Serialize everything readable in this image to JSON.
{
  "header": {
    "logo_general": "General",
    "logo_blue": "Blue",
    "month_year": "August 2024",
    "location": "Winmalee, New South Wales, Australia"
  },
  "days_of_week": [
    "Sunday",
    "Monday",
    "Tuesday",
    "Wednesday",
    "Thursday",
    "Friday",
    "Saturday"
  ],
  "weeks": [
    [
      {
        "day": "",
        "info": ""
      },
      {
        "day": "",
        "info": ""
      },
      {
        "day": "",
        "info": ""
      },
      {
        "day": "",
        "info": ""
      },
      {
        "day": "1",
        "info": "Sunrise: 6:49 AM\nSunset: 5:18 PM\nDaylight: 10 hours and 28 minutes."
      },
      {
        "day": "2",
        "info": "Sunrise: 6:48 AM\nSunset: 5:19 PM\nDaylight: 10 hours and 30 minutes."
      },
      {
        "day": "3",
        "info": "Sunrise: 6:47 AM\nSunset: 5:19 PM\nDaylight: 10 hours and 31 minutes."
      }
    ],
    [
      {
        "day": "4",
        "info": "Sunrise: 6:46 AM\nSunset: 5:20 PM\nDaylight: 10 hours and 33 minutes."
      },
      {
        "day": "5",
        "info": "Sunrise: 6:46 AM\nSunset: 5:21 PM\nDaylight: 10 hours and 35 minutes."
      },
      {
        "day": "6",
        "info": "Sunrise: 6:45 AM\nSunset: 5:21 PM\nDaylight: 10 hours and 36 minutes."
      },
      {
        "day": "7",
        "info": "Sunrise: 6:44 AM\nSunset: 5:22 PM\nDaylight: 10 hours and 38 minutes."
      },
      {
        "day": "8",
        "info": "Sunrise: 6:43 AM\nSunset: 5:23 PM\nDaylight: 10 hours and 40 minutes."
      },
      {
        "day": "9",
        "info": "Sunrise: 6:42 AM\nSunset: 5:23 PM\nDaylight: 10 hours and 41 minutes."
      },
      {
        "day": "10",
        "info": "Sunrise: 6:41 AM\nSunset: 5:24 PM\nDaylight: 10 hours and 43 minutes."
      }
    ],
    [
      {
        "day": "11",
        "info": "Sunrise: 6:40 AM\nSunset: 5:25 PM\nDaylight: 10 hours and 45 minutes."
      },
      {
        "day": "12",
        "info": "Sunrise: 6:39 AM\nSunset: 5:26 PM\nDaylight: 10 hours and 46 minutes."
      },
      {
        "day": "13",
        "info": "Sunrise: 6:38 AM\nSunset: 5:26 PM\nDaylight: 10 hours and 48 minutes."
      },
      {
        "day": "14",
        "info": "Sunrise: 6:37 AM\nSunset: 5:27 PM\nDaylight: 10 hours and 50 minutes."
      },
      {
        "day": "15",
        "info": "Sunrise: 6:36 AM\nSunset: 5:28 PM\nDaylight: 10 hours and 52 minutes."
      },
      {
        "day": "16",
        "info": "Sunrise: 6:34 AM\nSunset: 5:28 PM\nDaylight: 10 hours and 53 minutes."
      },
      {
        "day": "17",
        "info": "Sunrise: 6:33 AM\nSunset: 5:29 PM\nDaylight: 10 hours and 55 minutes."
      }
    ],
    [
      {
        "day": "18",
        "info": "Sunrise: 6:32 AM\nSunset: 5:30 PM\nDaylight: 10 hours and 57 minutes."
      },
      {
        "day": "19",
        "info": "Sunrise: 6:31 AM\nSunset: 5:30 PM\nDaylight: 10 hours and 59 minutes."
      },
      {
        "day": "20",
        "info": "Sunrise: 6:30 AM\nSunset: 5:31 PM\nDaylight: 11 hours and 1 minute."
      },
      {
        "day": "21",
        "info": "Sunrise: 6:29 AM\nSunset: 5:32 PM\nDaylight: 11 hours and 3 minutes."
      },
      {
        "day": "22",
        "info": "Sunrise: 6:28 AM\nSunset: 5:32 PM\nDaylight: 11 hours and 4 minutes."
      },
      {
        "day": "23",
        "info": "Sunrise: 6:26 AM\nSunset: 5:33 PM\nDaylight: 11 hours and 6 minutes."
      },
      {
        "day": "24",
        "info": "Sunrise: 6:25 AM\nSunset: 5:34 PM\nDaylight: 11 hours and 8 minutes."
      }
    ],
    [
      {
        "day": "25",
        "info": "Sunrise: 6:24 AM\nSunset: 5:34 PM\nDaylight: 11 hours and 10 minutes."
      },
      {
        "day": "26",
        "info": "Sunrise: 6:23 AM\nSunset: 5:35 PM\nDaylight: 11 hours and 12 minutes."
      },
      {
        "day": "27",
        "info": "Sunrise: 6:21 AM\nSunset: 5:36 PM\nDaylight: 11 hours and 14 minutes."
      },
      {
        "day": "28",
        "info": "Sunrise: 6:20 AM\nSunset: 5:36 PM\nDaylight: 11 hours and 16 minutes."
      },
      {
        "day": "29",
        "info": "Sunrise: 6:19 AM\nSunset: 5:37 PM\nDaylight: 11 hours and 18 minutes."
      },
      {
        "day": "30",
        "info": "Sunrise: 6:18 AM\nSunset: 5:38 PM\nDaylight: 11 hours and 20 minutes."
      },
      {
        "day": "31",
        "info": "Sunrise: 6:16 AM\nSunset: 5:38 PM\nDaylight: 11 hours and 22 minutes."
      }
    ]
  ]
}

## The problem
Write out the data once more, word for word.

## The answer
Serialize everything readable in this image to JSON.
{
  "header": {
    "logo_general": "General",
    "logo_blue": "Blue",
    "month_year": "August 2024",
    "location": "Winmalee, New South Wales, Australia"
  },
  "days_of_week": [
    "Sunday",
    "Monday",
    "Tuesday",
    "Wednesday",
    "Thursday",
    "Friday",
    "Saturday"
  ],
  "weeks": [
    [
      {
        "day": "",
        "info": ""
      },
      {
        "day": "",
        "info": ""
      },
      {
        "day": "",
        "info": ""
      },
      {
        "day": "",
        "info": ""
      },
      {
        "day": "1",
        "info": "Sunrise: 6:49 AM\nSunset: 5:18 PM\nDaylight: 10 hours and 28 minutes."
      },
      {
        "day": "2",
        "info": "Sunrise: 6:48 AM\nSunset: 5:19 PM\nDaylight: 10 hours and 30 minutes."
      },
      {
        "day": "3",
        "info": "Sunrise: 6:47 AM\nSunset: 5:19 PM\nDaylight: 10 hours and 31 minutes."
      }
    ],
    [
      {
        "day": "4",
        "info": "Sunrise: 6:46 AM\nSunset: 5:20 PM\nDaylight: 10 hours and 33 minutes."
      },
      {
        "day": "5",
        "info": "Sunrise: 6:46 AM\nSunset: 5:21 PM\nDaylight: 10 hours and 35 minutes."
      },
      {
        "day": "6",
        "info": "Sunrise: 6:45 AM\nSunset: 5:21 PM\nDaylight: 10 hours and 36 minutes."
      },
      {
        "day": "7",
        "info": "Sunrise: 6:44 AM\nSunset: 5:22 PM\nDaylight: 10 hours and 38 minutes."
      },
      {
        "day": "8",
        "info": "Sunrise: 6:43 AM\nSunset: 5:23 PM\nDaylight: 10 hours and 40 minutes."
      },
      {
        "day": "9",
        "info": "Sunrise: 6:42 AM\nSunset: 5:23 PM\nDaylight: 10 hours and 41 minutes."
      },
      {
        "day": "10",
        "info": "Sunrise: 6:41 AM\nSunset: 5:24 PM\nDaylight: 10 hours and 43 minutes."
      }
    ],
    [
      {
        "day": "11",
        "info": "Sunrise: 6:40 AM\nSunset: 5:25 PM\nDaylight: 10 hours and 45 minutes."
      },
      {
        "day": "12",
        "info": "Sunrise: 6:39 AM\nSunset: 5:26 PM\nDaylight: 10 hours and 46 minutes."
      },
      {
        "day": "13",
        "info": "Sunrise: 6:38 AM\nSunset: 5:26 PM\nDaylight: 10 hours and 48 minutes."
      },
      {
        "day": "14",
        "info": "Sunrise: 6:37 AM\nSunset: 5:27 PM\nDaylight: 10 hours and 50 minutes."
      },
      {
        "day": "15",
        "info": "Sunrise: 6:36 AM\nSunset: 5:28 PM\nDaylight: 10 hours and 52 minutes."
      },
      {
        "day": "16",
        "info": "Sunrise: 6:34 AM\nSunset: 5:28 PM\nDaylight: 10 hours and 53 minutes."
      },
      {
        "day": "17",
        "info": "Sunrise: 6:33 AM\nSunset: 5:29 PM\nDaylight: 10 hours and 55 minutes."
      }
    ],
    [
      {
        "day": "18",
        "info": "Sunrise: 6:32 AM\nSunset: 5:30 PM\nDaylight: 10 hours and 57 minutes."
      },
      {
        "day": "19",
        "info": "Sunrise: 6:31 AM\nSunset: 5:30 PM\nDaylight: 10 hours and 59 minutes."
      },
      {
        "day": "20",
        "info": "Sunrise: 6:30 AM\nSunset: 5:31 PM\nDaylight: 11 hours and 1 minute."
      },
      {
        "day": "21",
        "info": "Sunrise: 6:29 AM\nSunset: 5:32 PM\nDaylight: 11 hours and 3 minutes."
      },
      {
        "day": "22",
        "info": "Sunrise: 6:28 AM\nSunset: 5:32 PM\nDaylight: 11 hours and 4 minutes."
      },
      {
        "day": "23",
        "info": "Sunrise: 6:26 AM\nSunset: 5:33 PM\nDaylight: 11 hours and 6 minutes."
      },
      {
        "day": "24",
        "info": "Sunrise: 6:25 AM\nSunset: 5:34 PM\nDaylight: 11 hours and 8 minutes."
      }
    ],
    [
      {
        "day": "25",
        "info": "Sunrise: 6:24 AM\nSunset: 5:34 PM\nDaylight: 11 hours and 10 minutes."
      },
      {
        "day": "26",
        "info": "Sunrise: 6:23 AM\nSunset: 5:35 PM\nDaylight: 11 hours and 12 minutes."
      },
      {
        "day": "27",
        "info": "Sunrise: 6:21 AM\nSunset: 5:36 PM\nDaylight: 11 hours and 14 minutes."
      },
      {
        "day": "28",
        "info": "Sunrise: 6:20 AM\nSunset: 5:36 PM\nDaylight: 11 hours and 16 minutes."
      },
      {
        "day": "29",
        "info": "Sunrise: 6:19 AM\nSunset: 5:37 PM\nDaylight: 11 hours and 18 minutes."
      },
      {
        "day": "30",
        "info": "Sunrise: 6:18 AM\nSunset: 5:38 PM\nDaylight: 11 hours and 20 minutes."
      },
      {
        "day": "31",
        "info": "Sunrise: 6:16 AM\nSunset: 5:38 PM\nDaylight: 11 hours and 22 minutes."
      }
    ]
  ]
}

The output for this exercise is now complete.